When Spats and his crew go to their table at the speakeasy, the henchman played by Harry Wilson sits at the table directly across from Spats. When Det. Mulligan goes to the table to confront Spats minutes later, Wilson is sitting to the right of Spats.
As Daphne and Osgood are going into the hotel, when the camera is outside the hotel Daphne is holding her right wrist up and moving her left arm forwards and backwards. When the camera is inside the hotel, her left wrist is elevated (not as high as the right wrist was) and her right arm is moving.
When the bus carrying the band approaches the hotel, there is nobody on the bus but in the next shot, the band exits from the rear door. If people had been on the bus, they would have been easily visible from the side views.
In the speakeasy as we see Mulligan packing his cigar, the top of someone's head is in the bottom of the screen. However, in the scene where he first sits down at the table, you can see that there's no place for that person to be sitting as he is right next to the stage.
Florida beaches do not have high cliffs.
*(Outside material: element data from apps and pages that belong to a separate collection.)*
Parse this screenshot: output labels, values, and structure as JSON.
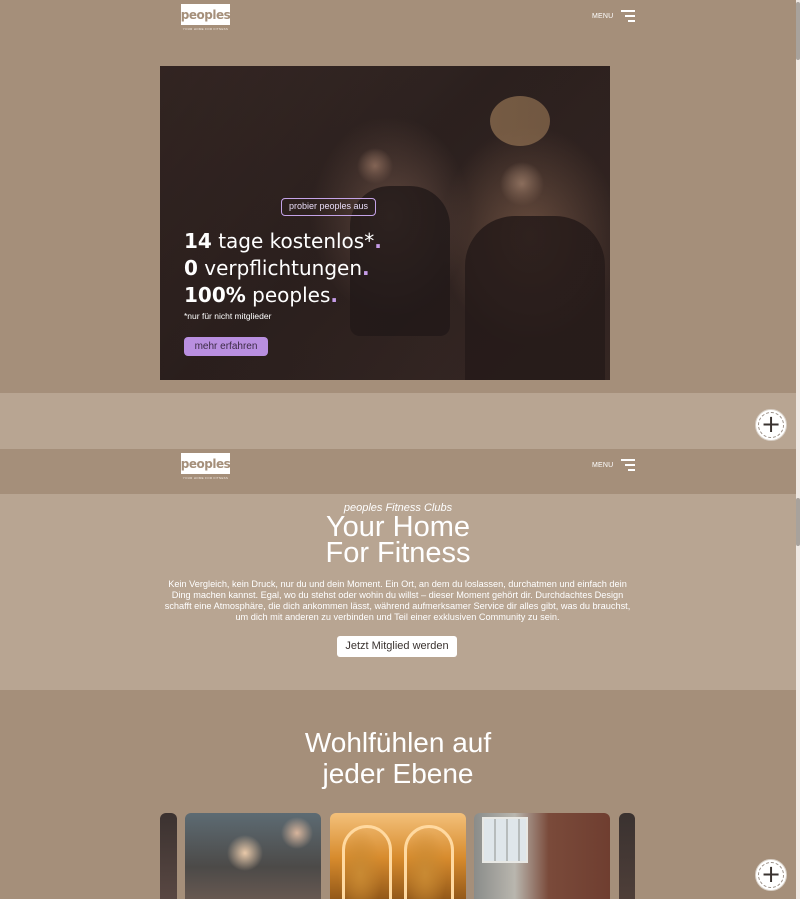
{
  "brand": {
    "logo_text": "peoples",
    "tagline": "YOUR HOME FOR FITNESS"
  },
  "header": {
    "menu_label": "MENU"
  },
  "hero": {
    "badge": "probier peoples aus",
    "lines": [
      {
        "num": "14",
        "text": " tage kostenlos*"
      },
      {
        "num": "0",
        "text": " verpflichtungen"
      },
      {
        "num": "100%",
        "text": " peoples"
      }
    ],
    "footnote": "*nur für nicht mitglieder",
    "cta_label": "mehr erfahren",
    "accent_color": "#b98fe0"
  },
  "intro": {
    "kicker": "peoples Fitness Clubs",
    "title_line1": "Your Home",
    "title_line2": "For Fitness",
    "body": "Kein Vergleich, kein Druck, nur du und dein Moment. Ein Ort, an dem du loslassen, durchatmen und einfach dein Ding machen kannst. Egal, wo du stehst oder wohin du willst – dieser Moment gehört dir. Durchdachtes Design schafft eine Atmosphäre, die dich ankommen lässt, während aufmerksamer Service dir alles gibt, was du brauchst, um dich mit anderen zu verbinden und Teil einer exklusiven Community zu sein.",
    "cta_label": "Jetzt Mitglied werden"
  },
  "wellbeing": {
    "title_line1": "Wohlfühlen auf",
    "title_line2": "jeder Ebene"
  },
  "colors": {
    "page_bg": "#a58f7a",
    "band_bg": "#b8a592",
    "text": "#ffffff"
  }
}
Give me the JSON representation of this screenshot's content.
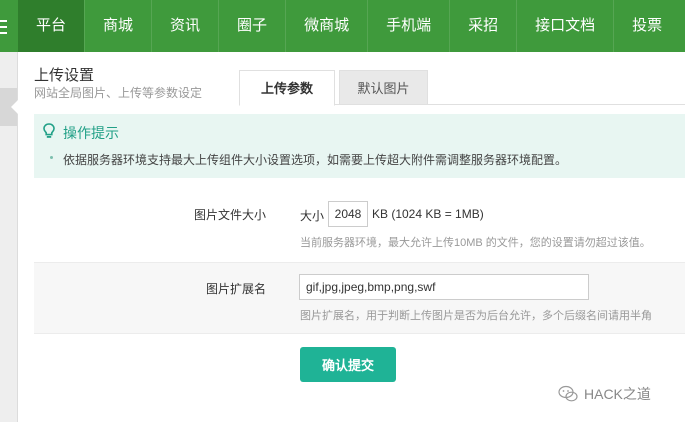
{
  "nav": {
    "items": [
      "平台",
      "商城",
      "资讯",
      "圈子",
      "微商城",
      "手机端",
      "采招",
      "接口文档",
      "投票"
    ],
    "active_index": 0
  },
  "header": {
    "title": "上传设置",
    "subtitle": "网站全局图片、上传等参数设定"
  },
  "tabs": [
    {
      "label": "上传参数",
      "active": true
    },
    {
      "label": "默认图片",
      "active": false
    }
  ],
  "tips": {
    "title": "操作提示",
    "items": [
      "依据服务器环境支持最大上传组件大小设置选项，如需要上传超大附件需调整服务器环境配置。"
    ]
  },
  "form": {
    "file_size": {
      "label": "图片文件大小",
      "prefix": "大小",
      "value": "2048",
      "suffix": "KB (1024 KB = 1MB)",
      "hint": "当前服务器环境，最大允许上传10MB 的文件，您的设置请勿超过该值。"
    },
    "extension": {
      "label": "图片扩展名",
      "value": "gif,jpg,jpeg,bmp,png,swf",
      "hint": "图片扩展名，用于判断上传图片是否为后台允许，多个后缀名间请用半角"
    },
    "submit_label": "确认提交"
  },
  "watermark": {
    "text": "HACK之道"
  },
  "colors": {
    "nav_bg": "#3f9a3c",
    "nav_active": "#2f7e2c",
    "accent": "#1fb396",
    "tips_bg": "#e8f6f2",
    "tips_title": "#21a087"
  }
}
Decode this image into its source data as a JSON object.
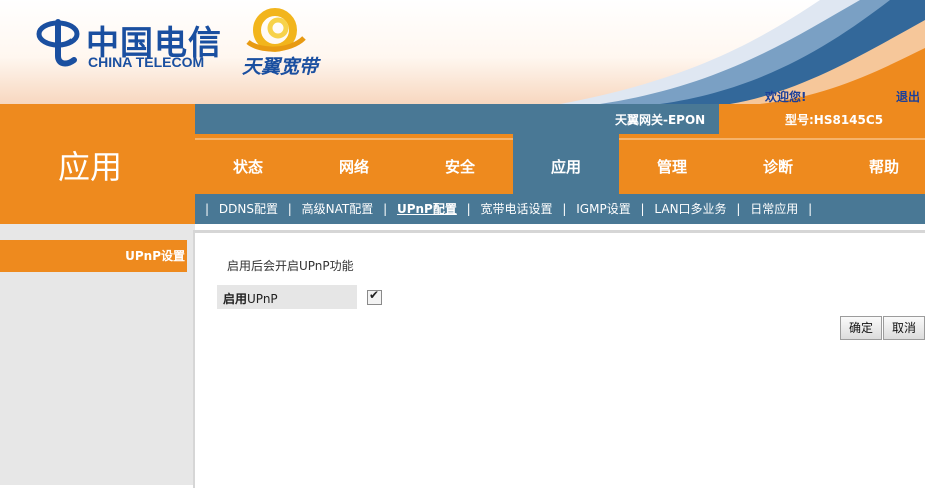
{
  "header": {
    "china_telecom_cn": "中国电信",
    "china_telecom_en": "CHINA TELECOM",
    "tianyi_text": "天翼宽带",
    "welcome": "欢迎您!",
    "logout": "退出"
  },
  "info_bar": {
    "gateway": "天翼网关-EPON",
    "model": "型号:HS8145C5"
  },
  "section_title": "应用",
  "main_nav": [
    {
      "label": "状态",
      "active": false
    },
    {
      "label": "网络",
      "active": false
    },
    {
      "label": "安全",
      "active": false
    },
    {
      "label": "应用",
      "active": true
    },
    {
      "label": "管理",
      "active": false
    },
    {
      "label": "诊断",
      "active": false
    },
    {
      "label": "帮助",
      "active": false
    }
  ],
  "sub_nav": {
    "separator": "|",
    "items": [
      {
        "label": "DDNS配置",
        "active": false
      },
      {
        "label": "高级NAT配置",
        "active": false
      },
      {
        "label": "UPnP配置",
        "active": true
      },
      {
        "label": "宽带电话设置",
        "active": false
      },
      {
        "label": "IGMP设置",
        "active": false
      },
      {
        "label": "LAN口多业务",
        "active": false
      },
      {
        "label": "日常应用",
        "active": false
      }
    ]
  },
  "sidebar": {
    "item": "UPnP设置"
  },
  "content": {
    "description": "启用后会开启UPnP功能",
    "upnp_label_bold": "启用",
    "upnp_label": "UPnP",
    "upnp_checked": true,
    "ok_button": "确定",
    "cancel_button": "取消"
  },
  "colors": {
    "orange": "#ee8a1e",
    "steel_blue": "#497895",
    "logo_blue": "#1a4fa0"
  }
}
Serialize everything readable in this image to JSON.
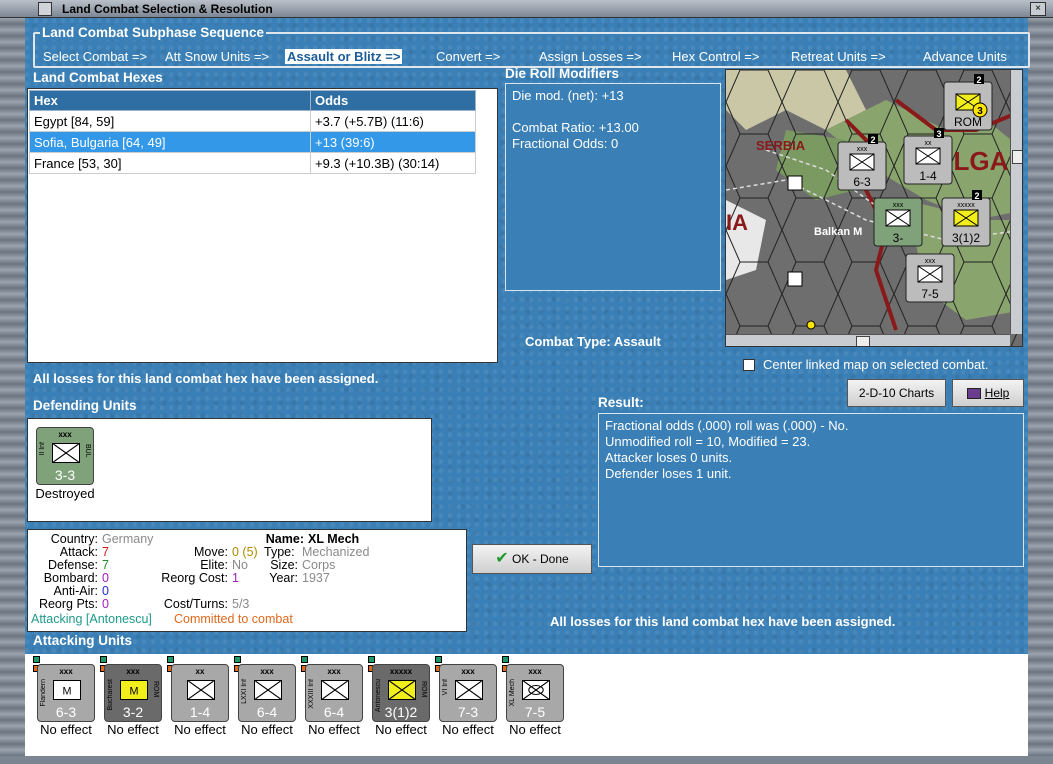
{
  "window": {
    "title": "Land Combat Selection & Resolution",
    "close_glyph": "×"
  },
  "subphase": {
    "title": "Land Combat Subphase Sequence",
    "items": [
      "Select Combat =>",
      "Att Snow Units =>",
      "Assault or Blitz =>",
      "Convert =>",
      "Assign Losses =>",
      "Hex Control =>",
      "Retreat Units =>",
      "Advance Units"
    ],
    "active_index": 2
  },
  "hexes": {
    "title": "Land Combat Hexes",
    "columns": [
      "Hex",
      "Odds"
    ],
    "rows": [
      {
        "hex": "Egypt [84, 59]",
        "odds": "+3.7 (+5.7B) (11:6)",
        "selected": false
      },
      {
        "hex": "Sofia, Bulgaria [64, 49]",
        "odds": "+13 (39:6)",
        "selected": true
      },
      {
        "hex": "France [53, 30]",
        "odds": "+9.3 (+10.3B) (30:14)",
        "selected": false
      }
    ]
  },
  "die_roll": {
    "title": "Die Roll Modifiers",
    "lines": [
      "Die mod. (net): +13",
      "",
      "Combat Ratio: +13.00",
      "Fractional Odds: 0"
    ]
  },
  "combat_type": {
    "label": "Combat Type:",
    "value": "Assault"
  },
  "center_map": {
    "label": "Center linked map on selected combat.",
    "checked": false
  },
  "losses_msg": "All losses for this land combat hex have been assigned.",
  "buttons": {
    "charts": "2-D-10 Charts",
    "help": "Help",
    "ok": "OK - Done"
  },
  "result": {
    "title": "Result:",
    "lines": [
      "Fractional odds (.000) roll was (.000)  - No.",
      "Unmodified roll = 10, Modified = 23.",
      "Attacker loses 0 units.",
      "Defender loses 1 unit."
    ]
  },
  "defending": {
    "title": "Defending Units",
    "units": [
      {
        "size": "xxx",
        "name": "II Inf",
        "nation": "BUL",
        "strength": "3-3",
        "type": "inf",
        "status": "Destroyed"
      }
    ]
  },
  "unit_info": {
    "country_label": "Country:",
    "country": "Germany",
    "attack_label": "Attack:",
    "attack": "7",
    "defense_label": "Defense:",
    "defense": "7",
    "bombard_label": "Bombard:",
    "bombard": "0",
    "antiair_label": "Anti-Air:",
    "antiair": "0",
    "reorg_pts_label": "Reorg Pts:",
    "reorg_pts": "0",
    "name_label": "Name:",
    "name": "XL Mech",
    "move_label": "Move:",
    "move": "0 (5)",
    "type_label": "Type:",
    "type": "Mechanized",
    "elite_label": "Elite:",
    "elite": "No",
    "size_label": "Size:",
    "size": "Corps",
    "reorg_cost_label": "Reorg Cost:",
    "reorg_cost": "1",
    "year_label": "Year:",
    "year": "1937",
    "cost_label": "Cost/Turns:",
    "cost": "5/3",
    "attacking": "Attacking [Antonescu]",
    "committed": "Committed to combat"
  },
  "attacking": {
    "title": "Attacking Units",
    "units": [
      {
        "size": "xxx",
        "name": "Flandern",
        "nation": "",
        "strength": "6-3",
        "type": "mech",
        "color": "#a8a8a8",
        "effect": "No effect"
      },
      {
        "size": "xxx",
        "name": "Bucharest",
        "nation": "ROM",
        "strength": "3-2",
        "type": "mech",
        "color": "#6a6a6a",
        "fill": "#f2ee1c",
        "effect": "No effect"
      },
      {
        "size": "xx",
        "name": "",
        "nation": "",
        "strength": "1-4",
        "type": "inf",
        "color": "#a8a8a8",
        "effect": "No effect"
      },
      {
        "size": "xxx",
        "name": "LXXI Inf",
        "nation": "",
        "strength": "6-4",
        "type": "inf",
        "color": "#a8a8a8",
        "effect": "No effect"
      },
      {
        "size": "xxx",
        "name": "XXXIII Inf",
        "nation": "",
        "strength": "6-4",
        "type": "inf",
        "color": "#a8a8a8",
        "effect": "No effect"
      },
      {
        "size": "xxxxx",
        "name": "Antonescu",
        "nation": "ROM",
        "strength": "3(1)2",
        "type": "inf",
        "color": "#6a6a6a",
        "fill": "#f2ee1c",
        "effect": "No effect"
      },
      {
        "size": "xxx",
        "name": "VI Inf",
        "nation": "",
        "strength": "7-3",
        "type": "inf",
        "color": "#a8a8a8",
        "effect": "No effect"
      },
      {
        "size": "xxx",
        "name": "XL Mech",
        "nation": "",
        "strength": "7-5",
        "type": "armor",
        "color": "#a8a8a8",
        "effect": "No effect"
      }
    ]
  },
  "map": {
    "labels": [
      "SERBIA",
      "BULGARI",
      "IA",
      "Balkan M"
    ],
    "counters": [
      {
        "top": "xxx",
        "str": "6-3",
        "stack": "2"
      },
      {
        "top": "xx",
        "str": "1-4",
        "stack": "3"
      },
      {
        "top": "xxx",
        "str": "3-",
        "stack": ""
      },
      {
        "top": "xxxxx",
        "str": "3(1)2",
        "stack": "2"
      },
      {
        "top": "xxx",
        "str": "7-5",
        "stack": ""
      },
      {
        "top": "",
        "str": "ROM",
        "stack": "2"
      }
    ],
    "corner_badge": "3"
  }
}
Also, there is a scene where Sugar Kane is sitting on the beach, facing the ocean. She says that the time is 4:00 pm. However, her shadow is clearly being cast behind her. On Miami beaches, this is not possible. Since all of Miami's beaches face east, one's shadow is only cast away from the ocean before noon. On Miami beaches at 4pm, your shadow would lie on the ground in front of you, towards the ocean.
The depiction of the St. Valentine's Day Massacre is deliberately inaccurate, to spoof Scarface (1932) and other classic gang movies which sensationalized and fictionalized real people (including Al Capone) and events. It's a comedy, not a documentary. To be specific, the shooting took place at mid-morning, not at night. The hitmen did not drive into the garage as shown; they parked outside. They drove a Cadillac, not a Duesenberg Model J as in the movie, and two of the four actual killers were dressed as policemen.
During the chase, the lid of the coffin is leaking fluid from bullet holes which would indicate that the coffin is very full. When the lid is raised, no liquid pours out and only broken bottles are seen.